The Philadelphia Orchestra
Renowned for its distinctive sound, desired for its keen ability to capture the hearts and
imaginations of audiences, and admired for an unrivaled legacy of "firsts" in music making,
The Philadelphia Orchestra remains one of the preeminent orchestras in the world.
The Philadelphia Orchestra has cultivated an extraordinary history of artistic leaders in
its 112 seasons, including music directors Fritz Scheel, Carl Pohlig, Leopold Stokowski,
Eugene Ormandy, Riccardo Muti, Wolfgang Sawallisch, and Christoph Eschenbach, as well as
the orchestra's current chief conductor, Charles Dutoit. In the 2012-2013 season, Yannick
Nézet-Séguin becomes the eighth music director of The Philadelphia Orchestra. Named music
director designate in 2010, Mr. Nézet-Séguin brings a vision that extends beyond symphonic
music and into the vivid world of opera and choral music.
Philadelphia is home, and the orchestra nurtures an important relationship with patrons
who support the main season at the Kimmel Center for the Performing Arts. The orchestra
also performs for Philadelphia audiences at the Mann Center for the Performing Arts, Penn's
Landing, and other regional venues. The Philadelphia Orchestra Association continues to own
the Academy of Music-a National Historic Landmark-as it has since 1957.
The ensemble maintains an important tradition of presenting educational programs for local
audiences as well. Today the orchestra executes myriad education and community partnership
programs, notably its Neighborhood Concert Series, Sound All Around and Family Concerts,
eZseatU, and more.
Through concerts, tours, residencies, presentations, and recordings, The Philadelphia
Orchestra touches the lives of countless music lovers around the world. The orchestra
annually performs at Carnegie Hall and the Kennedy Center while also enjoying a three-week
residency at the Saratoga Performing Arts Center in New York and a strong partnership with
the Bravo! Vail Valley Music Festival. Please visit philorch.org for more information.
Sir Simon Rattle
Sir Simon Rattle was born in Liverpool and studied at the Royal Academy of Music in
London. Following 15 years as a regular guest conductor of the Berliner Philharmoniker, Mr.
Rattle became its chief conductor and artistic director in 2002. He is also artistic
director of the Salzburg Easter Festival, where he appears regularly with the Berliner
Philharmoniker. Between 1980 and 1998, he was principal conductor and artistic adviser of
the City of Birmingham Symphony Orchestra, then music director. Mr. Rattle is a regular
guest conductor of the Vienna Philharmonic Orchestra, the Boston Symphony Orchestra, and
The Philadelphia Orchestra. He is also a principal artist of the Orchestra of the Age of
Enlightenment and founding patron of the Birmingham Contemporary Music Group.
An exclusive EMI artist for many years, Mr. Rattle has made more than 70 recordings for
the label.

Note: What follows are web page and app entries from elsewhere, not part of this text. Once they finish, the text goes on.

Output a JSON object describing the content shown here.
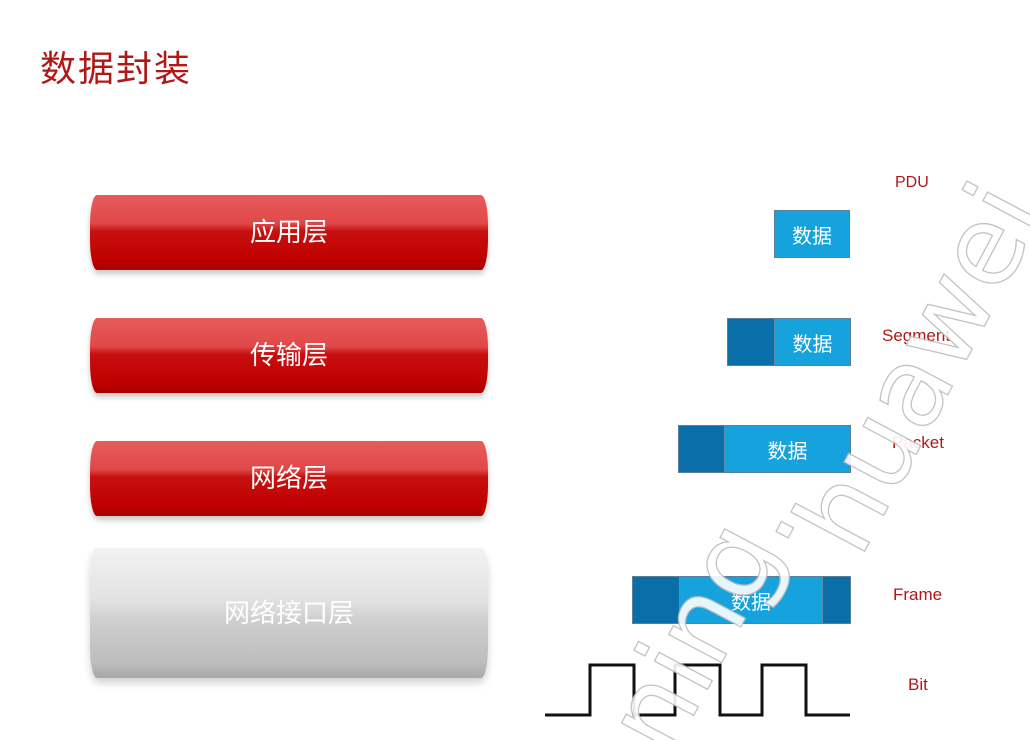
{
  "page": {
    "title": "数据封装"
  },
  "layers": [
    {
      "label": "应用层"
    },
    {
      "label": "传输层"
    },
    {
      "label": "网络层"
    },
    {
      "label": "网络接口层"
    }
  ],
  "pdu": {
    "heading": "PDU",
    "rows": [
      {
        "label": "",
        "data_label": "数据",
        "has_header": false,
        "has_trailer": false
      },
      {
        "label": "Segment",
        "data_label": "数据",
        "has_header": true,
        "has_trailer": false
      },
      {
        "label": "Packet",
        "data_label": "数据",
        "has_header": true,
        "has_trailer": false
      },
      {
        "label": "Frame",
        "data_label": "数据",
        "has_header": true,
        "has_trailer": true
      },
      {
        "label": "Bit"
      }
    ]
  },
  "watermark": {
    "text": "huawei",
    "text2": "ning."
  },
  "colors": {
    "title": "#b01818",
    "layer_red": "#c00000",
    "layer_gray": "#cfcfcf",
    "header_blue": "#0a6ea8",
    "data_blue": "#16a3dd",
    "label_red": "#b01818"
  }
}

Releases with the Berliner Philharmoniker include Holst's The Planets,
together with Colin Matthews's Pluto, and related works by Kaija Saariaho,
Matthias Pintscher, Mark-Anthony Turnage, and Brett Dean; Shostakovich's First and 14th

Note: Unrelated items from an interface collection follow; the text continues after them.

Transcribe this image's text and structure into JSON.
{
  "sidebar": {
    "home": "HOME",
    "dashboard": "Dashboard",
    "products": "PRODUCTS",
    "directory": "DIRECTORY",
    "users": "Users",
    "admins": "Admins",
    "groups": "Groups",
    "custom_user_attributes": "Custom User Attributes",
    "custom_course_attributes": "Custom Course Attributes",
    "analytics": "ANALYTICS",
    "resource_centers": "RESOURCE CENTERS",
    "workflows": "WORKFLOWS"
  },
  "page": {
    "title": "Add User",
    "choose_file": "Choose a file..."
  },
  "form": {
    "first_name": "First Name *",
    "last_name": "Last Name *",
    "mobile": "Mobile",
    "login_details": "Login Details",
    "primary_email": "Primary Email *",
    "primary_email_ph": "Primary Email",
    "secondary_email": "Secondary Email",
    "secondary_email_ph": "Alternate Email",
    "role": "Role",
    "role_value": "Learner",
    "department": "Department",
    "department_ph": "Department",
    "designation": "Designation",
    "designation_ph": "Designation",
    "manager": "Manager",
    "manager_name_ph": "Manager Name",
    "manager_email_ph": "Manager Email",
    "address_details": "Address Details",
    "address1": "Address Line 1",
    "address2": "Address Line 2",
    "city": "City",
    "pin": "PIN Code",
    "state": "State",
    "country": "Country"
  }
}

symphonies; Richard Strauss's Ein Heldenleben and Suite from Le bourgeois
gentilhomme; Debussy's La mer; Dvořák's tone poems; Schubert's "Great"
Symphony; Orff's Carmina Burana; Bruckner's Symphony No. 4; the Nielsen Clarinet
and Flute concertos; and Brahms's German Requiem, which won a Grammy Award for
Best Choral Recording. His recent releases include Stravinsky's Symphony of
Psalms (recipient of a Grammy Award for Best Choral Performance), Berlioz's
Symphonie fantastique, Ravel's L'enfant et les sortilèges, and
Mr. Rattle was knighted in 1994 by the Queen of England. He has received many other
distinctions, including the Grosse Verdienstkreuz by the German government, the Shakespeare
Prize by the Toepfer Foundation in Hamburg, and in 1997, the Albert Medal of the Royal
Society of Arts. His educational program with the Berliner Philharmoniker, Zukunft@Bphil,
has also earned him the Comenius Prize, the Schiller Special Prize from the city of
Mannheim, the Golden Camera, and the Urania Medal. He and the Berliner Philharmoniker were
appointed International UNICEF Ambassadors, the first time this honor has been conferred on
an artistic ensemble.